A Short Guide to Becoming a Lawyer in Canada
Step 1: High School
Many law schools require applicants to have a university bachelor’s degree. If you are interested in pursuing a legal career, start preparing early. Good grades are needed to gain admission to university.
Courses in English will help develop your writing skills and prepare you for university essay writing.
Step 2: University PT. 1
Study What you Enjoy
Most Canadian law schools accept a Bachelors of Arts (BA) or Bachelor of Science (BS) in any subject area. Therefore, most admissions counsellors recommend that undergraduate students major in a field which interests them. You are more likely to do well in courses on subject areas you enjoy.
If you are still unsure on what courses you should take, you can speak with the registrars or career counsellors at your university.
Courses which focus on writing, reading comprehension, and critical thinking are excellent preparation for those interested in attending law school or a legal career.
Step 3: University PT. 2
Get the Grades
Many factors are taken into consideration during the law school admission process; however, a high undergraduate GPA may make you a more competitive applicant; during your undergrad, try to get the best grades as possible.
Developing strong study habits in your undergraduate academic career will help you prepare for a rigiours course load in law school.
Pursue your interests in and outside the classroom. Joining a campus organization is an excellent way for you to develop your leadership, communications, time management, and organizational skills while also meeting new people.
Joining a campus prelaw organization, inviting law students or lawyers for informational interviews, job shadowing, and attending information days at law schools are just some activities that can help you learn more about law school and the legal profession.
Talk to your Professors
Some law schools may require academic letters of references/ letters of recommendations in your application. Begin to develop an academic relationship with your professors early; a professor who knows your academic abilities well can write a strong letter.
Step 4: LSAT
Many Canadian law schools require applicants to submit their Law School Admission Test (LSAT) scores. The LSAT is a standardized test administered by the Law School Admission Council (LSAC).
The test contains 4 sections–Reading Comprehension, Analytical Reasoning, Logical Reasoning, and Essay.
The LSAT is administered 4 times a year (February, June, October, and December).
Prepare for the LSAT!
We highly recommend that you prepare for the LSAT before taking the test.
There are many courses, books, and online resources that can help you prepare for the test.
Some university prelaw societies and LSAT course prep companies offer practice LSAT tests throughout the year. Sample tests from previous years can be found on the LSAC website.
Step 5: Applying to Law School
Research the Schools
Location, law interests, attendance costs, financial aid packages, dual programs/combined programs offered, and placements/internship/study abroad opportunities are some factors you will want to consider when researching law schools. Visit the admissions website, speak with an admissions representative, or attend an admissions event for more information.
In Canada there are two legal traditions, common law and civil law.
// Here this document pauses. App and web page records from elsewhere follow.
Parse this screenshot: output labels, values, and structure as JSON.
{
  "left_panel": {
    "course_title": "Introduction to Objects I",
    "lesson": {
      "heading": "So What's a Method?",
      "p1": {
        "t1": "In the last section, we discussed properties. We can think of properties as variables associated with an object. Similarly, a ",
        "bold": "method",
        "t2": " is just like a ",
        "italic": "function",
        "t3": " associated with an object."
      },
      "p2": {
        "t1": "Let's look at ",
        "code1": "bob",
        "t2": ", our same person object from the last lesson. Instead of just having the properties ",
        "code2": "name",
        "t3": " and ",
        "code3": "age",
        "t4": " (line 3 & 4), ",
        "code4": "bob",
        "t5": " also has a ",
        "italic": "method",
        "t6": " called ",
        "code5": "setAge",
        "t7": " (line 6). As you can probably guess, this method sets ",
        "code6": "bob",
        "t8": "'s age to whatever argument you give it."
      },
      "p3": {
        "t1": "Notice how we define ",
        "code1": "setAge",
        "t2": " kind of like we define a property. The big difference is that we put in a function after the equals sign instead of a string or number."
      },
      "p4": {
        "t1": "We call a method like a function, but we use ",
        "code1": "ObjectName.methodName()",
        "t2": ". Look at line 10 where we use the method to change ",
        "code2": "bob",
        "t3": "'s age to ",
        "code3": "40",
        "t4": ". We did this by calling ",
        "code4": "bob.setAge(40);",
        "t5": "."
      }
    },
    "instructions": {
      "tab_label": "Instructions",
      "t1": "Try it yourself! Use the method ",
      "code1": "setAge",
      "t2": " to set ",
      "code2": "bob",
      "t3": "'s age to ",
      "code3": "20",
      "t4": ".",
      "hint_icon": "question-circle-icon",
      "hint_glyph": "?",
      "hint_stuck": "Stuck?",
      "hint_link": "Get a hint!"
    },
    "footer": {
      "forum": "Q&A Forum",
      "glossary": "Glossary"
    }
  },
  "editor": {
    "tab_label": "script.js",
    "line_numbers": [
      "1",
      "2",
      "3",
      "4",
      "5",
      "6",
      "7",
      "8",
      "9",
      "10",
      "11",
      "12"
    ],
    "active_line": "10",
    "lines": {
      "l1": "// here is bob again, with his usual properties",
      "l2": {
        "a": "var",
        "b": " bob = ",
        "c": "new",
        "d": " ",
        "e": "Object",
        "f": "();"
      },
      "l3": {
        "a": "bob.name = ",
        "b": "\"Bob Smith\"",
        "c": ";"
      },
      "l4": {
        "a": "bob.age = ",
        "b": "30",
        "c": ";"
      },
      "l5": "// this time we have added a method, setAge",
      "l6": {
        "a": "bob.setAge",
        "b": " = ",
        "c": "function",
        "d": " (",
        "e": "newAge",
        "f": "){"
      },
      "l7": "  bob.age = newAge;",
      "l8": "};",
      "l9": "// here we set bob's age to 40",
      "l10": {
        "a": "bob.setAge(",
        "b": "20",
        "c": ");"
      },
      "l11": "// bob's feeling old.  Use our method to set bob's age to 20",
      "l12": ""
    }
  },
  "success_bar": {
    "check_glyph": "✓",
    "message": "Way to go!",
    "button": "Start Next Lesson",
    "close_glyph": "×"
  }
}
Most french language law schools offer civil law programs/degrees (which is popular in predominately French-speaking provinces such as Quebec); most english language law schools offer common law programs/degrees (which is popular in predominately English-speaking provinces like Ontario). The admissions website will indicate which program type is offered. Some law schools, such as the University of Ottawa, may offer both.
Read the Procedures Carefully
The application procedure for first year admissions is different for each law school. Carefully read the application deadlines, requirements, and procedures for each law school.
Also, remember that many Canadian law schools have different deadlines for financial aid/awards/scholarships, application submission, last LSAT written, or supporting documents.
Admissions, it’s a Holistic Approach
The admissions committee takes a variety of factors into consideration; therefore, a strong personal statement and letters of recommendation may mitigate a low LSAT score or GPA.
The admissions website may have information on how each element of the application is weighted.
Although the application fee can range from $80 – $290, some law schools have a fee waiver program. Visit the admissions website or speak to a representative for more information.
If you plan on applying to multiple law schools, you may want start saving early.
You can try again
If you do not gain admission to law school, many law schools will allow you to apply again for the next academic cycle.
Step 6: Attend Law School
Most law school programs are three years long. Try and get the best grades that you can. When you apply for law positions, many prospective employers will examine your course grades and GPA.
An Interactive Experience
Make the most out of your law school experience. In addition to completing rigours coursework and joining traditional extra-curricular activities, some law schools may offer students the opportunity to study abroad, participate in placements at legal clinics, pursue a dual/combined degree, or contribute to research projects. Please visit the law school’s website or speak with a representative for more information.
Step 7: Bar Admissions and Beyond
To become a lawyer in Canada, you will have to pass the Bar Admission course. The requirements to complete the Bar Admissions is different in each province. Please consult with your province’s law society to confirm the requirements.
In addition to passing the bar, to become a lawyer in Canada, you will have to participate in an articling program. An articleship usually involves a law student working under a licensed lawyer for a specific period of time. The requirements for articleships differs from province to province.
Some provinces may have additional requirements before a law student can become a licensed lawyer. Please consult with your province’s law society for more information.